After Almendra broke up, three extremely important Argentine groups emerged: Pescado Rabioso, Aquelarre and Color Humano. Color Humano was a power trio influenced by Cream and The Jimi Hendrix Experience, as well as groups like Groundhogs or May Blitz. The name was taken from the song penned by Edelmiro Molinari (leader and author of almost all their repertoire) for the first Almendra LP. Besides Molinari’s extraordinary guitar, the first line-up included Rinaldo Rafanelli on bass and the versatile David Lebón (Polifemo, Pappo’s Blues) on drums. The first LP begins with a nice melody sung by Gabriela (Molinari’s wife), backed up by acoustic guitar and vocals. Some energetic stuff follows (‘Silbame oh cabeza,’ featuring ex-Almendra Rodolfo García on drums, and ‘Introducción polenta’) together with quieter ones (the instrumental ‘El hachazo,’ ‘Larga vida al sol,’ and ‘Humberto’). All themes feature the ever-present guitar. Soon after the album’s release, David Lebón left to join Pescado Rabioso and was replaced by Oscar Moro (ex-Los Gatos and Huinca). The band was much more solid with this new line-up.

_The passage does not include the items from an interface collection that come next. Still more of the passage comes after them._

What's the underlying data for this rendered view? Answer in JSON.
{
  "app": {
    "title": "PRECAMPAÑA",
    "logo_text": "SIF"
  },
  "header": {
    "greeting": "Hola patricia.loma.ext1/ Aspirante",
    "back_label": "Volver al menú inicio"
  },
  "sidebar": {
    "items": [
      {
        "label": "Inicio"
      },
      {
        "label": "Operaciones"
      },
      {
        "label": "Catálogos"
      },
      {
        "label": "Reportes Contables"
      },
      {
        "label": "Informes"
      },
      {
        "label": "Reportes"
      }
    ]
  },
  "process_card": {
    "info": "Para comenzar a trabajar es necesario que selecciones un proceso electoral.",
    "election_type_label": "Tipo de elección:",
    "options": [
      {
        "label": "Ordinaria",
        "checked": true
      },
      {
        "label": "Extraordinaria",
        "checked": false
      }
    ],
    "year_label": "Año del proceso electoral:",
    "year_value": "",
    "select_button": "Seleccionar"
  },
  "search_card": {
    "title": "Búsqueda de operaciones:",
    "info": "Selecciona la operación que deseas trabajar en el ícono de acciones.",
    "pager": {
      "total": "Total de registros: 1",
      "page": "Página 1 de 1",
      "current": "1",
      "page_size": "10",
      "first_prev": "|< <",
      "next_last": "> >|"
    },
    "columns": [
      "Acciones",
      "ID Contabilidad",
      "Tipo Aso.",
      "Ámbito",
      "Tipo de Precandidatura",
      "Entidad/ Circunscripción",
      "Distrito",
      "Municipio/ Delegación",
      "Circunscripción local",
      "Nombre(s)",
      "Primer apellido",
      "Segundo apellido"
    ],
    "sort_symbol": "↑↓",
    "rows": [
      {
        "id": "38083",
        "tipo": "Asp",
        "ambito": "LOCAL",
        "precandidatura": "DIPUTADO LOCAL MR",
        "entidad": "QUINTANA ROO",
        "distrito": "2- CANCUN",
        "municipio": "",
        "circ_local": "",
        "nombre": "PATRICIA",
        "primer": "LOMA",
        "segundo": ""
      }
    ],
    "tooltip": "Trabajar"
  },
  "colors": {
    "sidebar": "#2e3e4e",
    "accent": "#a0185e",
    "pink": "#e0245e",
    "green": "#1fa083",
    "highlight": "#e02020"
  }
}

Between March and June 1973, Color Humano recorded enough songs for a double album. Due to business decisions the album was released as two separate LPs on the newly created Talent label. The cover of the first volume featured a drawing of the members of the group facing forward, while the second volume, showed a drawing of them facing backwards.
The new songs were richer and more elaborate, spanning different rhythms and styles. The first record of this unreleased 2-LP set is great. ‘Sangre del sol’ (featuring female jazz singer Egle Martin on percussion) has an uptempo Latin rhythm; ‘La tierra del gitano’ is a slow song; ‘Humanoides’ (featuring Rinaldo on organ and Edelmiro on piano) is a potent effort; ‘Un blues para Adelina’ is a blues. The second part of the uneleased 2-LP set is just as good: ‘Hombre de las cumbres’ is energetic and complex; ‘Mañana por la noche’ is a simple blues-rock joyful ditty; ‘A través de los inviernos’ is a hard answer to Gabriela’s ‘Haz tu mente al invierno del sur’; ‘Hace casi 2000 años’ begins softly with an angelic vocal interlude, but ends with the power trio at their best; ‘Cosas rústicas’ is reminiscent of Jimi Hendrix’s ‘Little Wing’; ‘Vestidos de agua’ is a beautiful melody (featuring Jorge Cutello on flute) that leaves us repeating the last verse ‘cada vez que te miro/ aumenta mi ilusión "each time I look at you/ my illusion grows).
Unfortunately, Color Humano split soon afterwards. Edelmiro and his wife Gabriela moved to Los Angeles. Rinaldo Rafanelli went to play with Sui Generis and Polifemo, among others. Moro later joined La Máquina de Hacer Pájaros and played in many other outfits.